In just his third year as the head cross country coach at Columbia Falls High School, Jim Peacock was recently named the 2018 Montana Coaches Association Class A Cross Country Coach of the Year after guiding the Wildcats to a state title last season.
“To me, the Coach of the Year award has always been a really big reflection on your team. It is more of a team award than a coach award. I am lucky enough to coach a really neat group of kids, boys and girls,” Peacock said about the recognition.
Peacock has been coaching basketball at the high school since the 2005-06 season, but took on cross country at the junior high seven years ago after retiring from his career as a golf course superintendent. After three years at the junior high, Peacock spent one year as an assistant for the high school squad before taking over as head coach in 2016.
For Peacock, a cross country runner in high school and college, his new job was a dream come true.
“I have always really wanted to coach cross country. It was the main sport that I always wanted to have an opportunity to coach, but I did not have a career that allowed me to work and coach at the same time until recently,” he said.
While Peacock was flattered to win the award, he says it is more of a reflection of the kids he coaches and the people in and around the program.
“An award like this, the first thing it made me reflect on was what a nice situation I am in to have good people all around me,” he said. “I have a lot of support from my athletic director, Troy Bowman, and from the parents. I also have a great assistant coach in Nia Vestal, who takes care of a lot of details for me. It’s not my award, it’s an award for the whole program.”
As for this year’s success, Peacock says it all come down to the hard work and determination of his “herd of turtles,” a term he borrowed from his high school cross country coach, Sam Sampson.

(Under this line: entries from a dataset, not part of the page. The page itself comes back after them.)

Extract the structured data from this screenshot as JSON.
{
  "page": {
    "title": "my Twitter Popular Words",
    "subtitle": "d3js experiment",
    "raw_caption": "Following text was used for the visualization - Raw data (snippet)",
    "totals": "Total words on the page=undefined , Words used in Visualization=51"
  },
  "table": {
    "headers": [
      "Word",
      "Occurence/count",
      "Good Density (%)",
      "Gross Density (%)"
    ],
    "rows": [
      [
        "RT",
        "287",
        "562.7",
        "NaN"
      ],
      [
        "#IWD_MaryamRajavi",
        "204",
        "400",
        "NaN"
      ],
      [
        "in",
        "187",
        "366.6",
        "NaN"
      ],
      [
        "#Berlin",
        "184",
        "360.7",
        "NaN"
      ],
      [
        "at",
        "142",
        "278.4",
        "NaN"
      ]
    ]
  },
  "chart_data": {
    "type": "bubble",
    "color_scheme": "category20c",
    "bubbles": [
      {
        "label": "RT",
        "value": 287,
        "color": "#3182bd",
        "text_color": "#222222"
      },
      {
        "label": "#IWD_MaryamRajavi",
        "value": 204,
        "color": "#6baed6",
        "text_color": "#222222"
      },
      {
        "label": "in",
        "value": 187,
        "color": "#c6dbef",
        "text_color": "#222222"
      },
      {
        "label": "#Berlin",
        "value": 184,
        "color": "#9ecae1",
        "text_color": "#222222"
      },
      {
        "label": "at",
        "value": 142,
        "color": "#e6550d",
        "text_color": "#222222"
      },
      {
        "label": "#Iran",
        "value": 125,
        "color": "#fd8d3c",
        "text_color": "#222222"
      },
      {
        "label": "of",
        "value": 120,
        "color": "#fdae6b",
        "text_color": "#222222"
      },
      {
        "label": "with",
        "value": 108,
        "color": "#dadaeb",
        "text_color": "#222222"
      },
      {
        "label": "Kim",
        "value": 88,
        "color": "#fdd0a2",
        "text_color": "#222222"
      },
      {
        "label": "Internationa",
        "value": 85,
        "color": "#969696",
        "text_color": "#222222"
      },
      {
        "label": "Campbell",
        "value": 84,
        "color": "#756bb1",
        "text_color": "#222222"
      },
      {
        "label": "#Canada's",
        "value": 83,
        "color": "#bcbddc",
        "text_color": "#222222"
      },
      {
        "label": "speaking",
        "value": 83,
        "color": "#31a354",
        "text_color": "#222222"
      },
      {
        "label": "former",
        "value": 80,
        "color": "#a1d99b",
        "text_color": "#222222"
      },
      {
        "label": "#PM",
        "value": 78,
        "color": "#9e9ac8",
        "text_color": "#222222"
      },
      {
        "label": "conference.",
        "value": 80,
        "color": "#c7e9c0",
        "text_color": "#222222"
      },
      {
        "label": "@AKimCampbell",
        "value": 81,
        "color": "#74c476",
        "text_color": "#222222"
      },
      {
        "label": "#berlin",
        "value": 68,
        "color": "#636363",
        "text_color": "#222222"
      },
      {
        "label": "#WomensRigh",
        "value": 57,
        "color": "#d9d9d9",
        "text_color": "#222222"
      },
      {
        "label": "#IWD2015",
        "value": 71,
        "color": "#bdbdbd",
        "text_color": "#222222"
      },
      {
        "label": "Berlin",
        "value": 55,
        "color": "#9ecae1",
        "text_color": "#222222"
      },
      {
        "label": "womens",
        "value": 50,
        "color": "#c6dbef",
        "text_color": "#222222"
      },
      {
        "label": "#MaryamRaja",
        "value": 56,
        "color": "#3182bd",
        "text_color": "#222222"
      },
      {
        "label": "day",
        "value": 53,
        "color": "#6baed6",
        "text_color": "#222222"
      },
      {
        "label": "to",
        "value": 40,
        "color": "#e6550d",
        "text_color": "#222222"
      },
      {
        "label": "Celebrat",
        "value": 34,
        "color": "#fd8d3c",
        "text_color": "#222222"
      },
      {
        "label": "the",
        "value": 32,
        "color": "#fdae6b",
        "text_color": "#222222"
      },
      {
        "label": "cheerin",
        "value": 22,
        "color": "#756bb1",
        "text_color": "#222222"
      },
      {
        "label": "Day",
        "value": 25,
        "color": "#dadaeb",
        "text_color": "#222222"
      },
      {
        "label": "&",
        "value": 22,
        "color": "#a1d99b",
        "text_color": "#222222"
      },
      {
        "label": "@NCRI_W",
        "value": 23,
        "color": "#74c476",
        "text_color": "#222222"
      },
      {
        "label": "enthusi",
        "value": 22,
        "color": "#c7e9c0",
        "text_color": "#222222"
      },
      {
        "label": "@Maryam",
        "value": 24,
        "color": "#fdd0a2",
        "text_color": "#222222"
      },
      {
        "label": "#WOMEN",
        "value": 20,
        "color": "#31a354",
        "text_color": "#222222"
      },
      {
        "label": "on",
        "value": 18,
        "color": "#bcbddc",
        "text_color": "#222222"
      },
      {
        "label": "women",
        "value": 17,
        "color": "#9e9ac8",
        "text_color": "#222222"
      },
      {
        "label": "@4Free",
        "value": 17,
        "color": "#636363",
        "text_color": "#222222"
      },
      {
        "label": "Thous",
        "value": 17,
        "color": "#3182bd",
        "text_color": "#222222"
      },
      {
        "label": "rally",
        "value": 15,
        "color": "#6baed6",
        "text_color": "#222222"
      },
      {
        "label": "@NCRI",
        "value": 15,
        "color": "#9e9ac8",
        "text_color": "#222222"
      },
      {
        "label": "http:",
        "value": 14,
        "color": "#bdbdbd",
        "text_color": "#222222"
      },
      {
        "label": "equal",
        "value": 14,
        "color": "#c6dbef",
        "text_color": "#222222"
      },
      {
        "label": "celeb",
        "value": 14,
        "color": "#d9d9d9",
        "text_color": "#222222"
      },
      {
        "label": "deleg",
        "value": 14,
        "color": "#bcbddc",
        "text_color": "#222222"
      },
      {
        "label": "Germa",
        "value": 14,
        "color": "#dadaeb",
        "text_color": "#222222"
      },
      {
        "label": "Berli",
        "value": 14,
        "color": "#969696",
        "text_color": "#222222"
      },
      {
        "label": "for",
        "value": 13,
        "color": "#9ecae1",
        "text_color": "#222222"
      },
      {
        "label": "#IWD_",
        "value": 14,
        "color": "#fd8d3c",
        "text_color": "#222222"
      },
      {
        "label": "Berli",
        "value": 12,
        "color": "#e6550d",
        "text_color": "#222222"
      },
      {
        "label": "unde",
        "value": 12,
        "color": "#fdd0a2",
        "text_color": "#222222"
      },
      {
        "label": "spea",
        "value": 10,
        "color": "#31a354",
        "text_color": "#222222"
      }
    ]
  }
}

“These kids work so dang hard, from top to bottom. We spend a lot of time in cross country talking about how you should just do your best and improve and all of our kids did that this year, from the varsity level down,” he said. “They enjoy the process and do all the little things right. We were lucky enough this year to have some kids with speed to go with those great values.”
Peacock admits that getting high school athletes to run cross country can be a challenge, but the ones who do take on the challenge make his job well worth it.
“Everybody is scared of it. First-time cross country runners are scared to death of it. I hear it every day, ‘Peacock, I hate running.’ I tell them to come out anyway. I say they might not like the running, but they will like cross country,” he said. “The kids it attracts are the kids that work hard, but also enjoy having fun. It’s all about the camaraderie while working your butt off with a lot of other neat people. It takes a special kind of kid and I am lucky to get to coach those kids. I wouldn’t trade it for anything.”